Recorded information:
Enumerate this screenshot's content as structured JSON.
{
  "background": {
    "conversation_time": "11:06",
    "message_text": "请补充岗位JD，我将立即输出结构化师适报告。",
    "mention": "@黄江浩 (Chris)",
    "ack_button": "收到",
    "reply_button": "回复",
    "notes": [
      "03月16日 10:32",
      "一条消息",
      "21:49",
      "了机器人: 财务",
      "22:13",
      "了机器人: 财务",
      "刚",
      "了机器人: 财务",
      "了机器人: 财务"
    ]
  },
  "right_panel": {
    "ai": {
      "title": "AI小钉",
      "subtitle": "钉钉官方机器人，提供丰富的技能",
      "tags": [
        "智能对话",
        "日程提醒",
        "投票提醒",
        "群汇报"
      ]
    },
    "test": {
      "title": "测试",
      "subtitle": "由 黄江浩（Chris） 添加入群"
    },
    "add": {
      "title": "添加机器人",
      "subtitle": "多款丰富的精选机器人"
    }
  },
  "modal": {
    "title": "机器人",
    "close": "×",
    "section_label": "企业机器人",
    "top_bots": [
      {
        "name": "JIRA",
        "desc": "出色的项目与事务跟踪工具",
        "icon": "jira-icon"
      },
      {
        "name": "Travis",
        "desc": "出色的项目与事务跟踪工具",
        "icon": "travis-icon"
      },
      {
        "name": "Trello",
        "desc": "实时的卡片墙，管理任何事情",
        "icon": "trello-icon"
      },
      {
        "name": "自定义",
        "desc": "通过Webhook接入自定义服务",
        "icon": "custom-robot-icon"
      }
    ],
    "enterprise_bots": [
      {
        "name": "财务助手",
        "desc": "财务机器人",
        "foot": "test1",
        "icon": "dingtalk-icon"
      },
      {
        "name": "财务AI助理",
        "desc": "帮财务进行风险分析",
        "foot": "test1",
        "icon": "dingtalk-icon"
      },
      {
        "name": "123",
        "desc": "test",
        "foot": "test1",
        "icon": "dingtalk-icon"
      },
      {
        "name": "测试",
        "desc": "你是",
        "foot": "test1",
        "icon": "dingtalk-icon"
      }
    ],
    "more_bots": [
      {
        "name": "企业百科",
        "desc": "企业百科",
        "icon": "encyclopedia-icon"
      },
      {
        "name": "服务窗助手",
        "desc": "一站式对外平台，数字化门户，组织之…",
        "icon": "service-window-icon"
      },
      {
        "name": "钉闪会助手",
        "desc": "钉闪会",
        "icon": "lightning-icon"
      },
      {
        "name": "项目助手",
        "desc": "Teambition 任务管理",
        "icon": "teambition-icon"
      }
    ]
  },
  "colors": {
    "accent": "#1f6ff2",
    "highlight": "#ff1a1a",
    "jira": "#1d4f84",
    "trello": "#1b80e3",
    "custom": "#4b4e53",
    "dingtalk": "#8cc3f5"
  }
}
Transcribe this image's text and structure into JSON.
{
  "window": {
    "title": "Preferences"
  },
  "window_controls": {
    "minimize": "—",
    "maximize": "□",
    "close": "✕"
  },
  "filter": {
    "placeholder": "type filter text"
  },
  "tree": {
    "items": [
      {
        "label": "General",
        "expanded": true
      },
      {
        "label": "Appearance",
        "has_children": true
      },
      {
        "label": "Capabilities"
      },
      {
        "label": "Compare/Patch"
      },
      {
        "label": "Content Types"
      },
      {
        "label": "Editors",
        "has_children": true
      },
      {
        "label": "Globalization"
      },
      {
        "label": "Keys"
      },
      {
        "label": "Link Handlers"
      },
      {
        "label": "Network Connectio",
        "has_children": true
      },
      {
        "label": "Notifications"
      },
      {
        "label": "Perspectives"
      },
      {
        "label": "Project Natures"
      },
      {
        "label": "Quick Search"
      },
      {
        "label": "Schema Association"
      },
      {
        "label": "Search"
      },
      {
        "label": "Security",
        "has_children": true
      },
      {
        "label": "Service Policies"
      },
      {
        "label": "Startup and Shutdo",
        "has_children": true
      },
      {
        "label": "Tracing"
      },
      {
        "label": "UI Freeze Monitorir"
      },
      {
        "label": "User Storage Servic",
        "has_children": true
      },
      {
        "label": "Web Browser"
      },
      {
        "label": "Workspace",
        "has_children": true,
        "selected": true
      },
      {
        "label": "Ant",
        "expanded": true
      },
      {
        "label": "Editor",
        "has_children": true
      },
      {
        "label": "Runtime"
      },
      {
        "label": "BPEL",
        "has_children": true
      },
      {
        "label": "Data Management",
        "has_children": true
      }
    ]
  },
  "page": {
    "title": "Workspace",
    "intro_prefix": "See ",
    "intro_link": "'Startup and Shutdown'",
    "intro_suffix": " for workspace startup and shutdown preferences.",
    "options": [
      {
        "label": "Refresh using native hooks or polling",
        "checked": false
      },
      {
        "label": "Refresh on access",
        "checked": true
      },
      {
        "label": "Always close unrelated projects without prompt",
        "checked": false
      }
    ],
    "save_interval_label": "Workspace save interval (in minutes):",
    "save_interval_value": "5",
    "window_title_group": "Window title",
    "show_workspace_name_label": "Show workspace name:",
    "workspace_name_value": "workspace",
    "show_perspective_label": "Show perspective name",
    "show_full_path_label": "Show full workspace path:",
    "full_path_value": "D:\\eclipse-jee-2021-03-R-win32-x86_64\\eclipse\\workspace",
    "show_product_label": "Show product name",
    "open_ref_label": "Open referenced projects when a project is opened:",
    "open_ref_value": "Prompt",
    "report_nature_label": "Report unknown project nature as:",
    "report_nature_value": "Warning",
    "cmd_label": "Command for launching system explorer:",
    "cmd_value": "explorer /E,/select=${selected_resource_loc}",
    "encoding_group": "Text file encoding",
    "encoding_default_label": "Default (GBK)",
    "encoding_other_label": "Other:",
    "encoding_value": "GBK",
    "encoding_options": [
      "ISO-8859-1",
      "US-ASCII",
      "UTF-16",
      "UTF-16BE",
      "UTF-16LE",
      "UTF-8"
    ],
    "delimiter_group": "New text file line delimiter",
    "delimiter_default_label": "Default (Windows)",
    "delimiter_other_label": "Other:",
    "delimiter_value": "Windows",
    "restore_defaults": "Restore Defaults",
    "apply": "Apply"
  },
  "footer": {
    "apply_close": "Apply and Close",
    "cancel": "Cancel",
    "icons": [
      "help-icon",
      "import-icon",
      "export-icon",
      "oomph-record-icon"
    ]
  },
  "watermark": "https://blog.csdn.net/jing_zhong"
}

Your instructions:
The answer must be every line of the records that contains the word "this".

Written answer:
Enumerate this screenshot's content as structured JSON.
Transcribe this image's text and structure into JSON.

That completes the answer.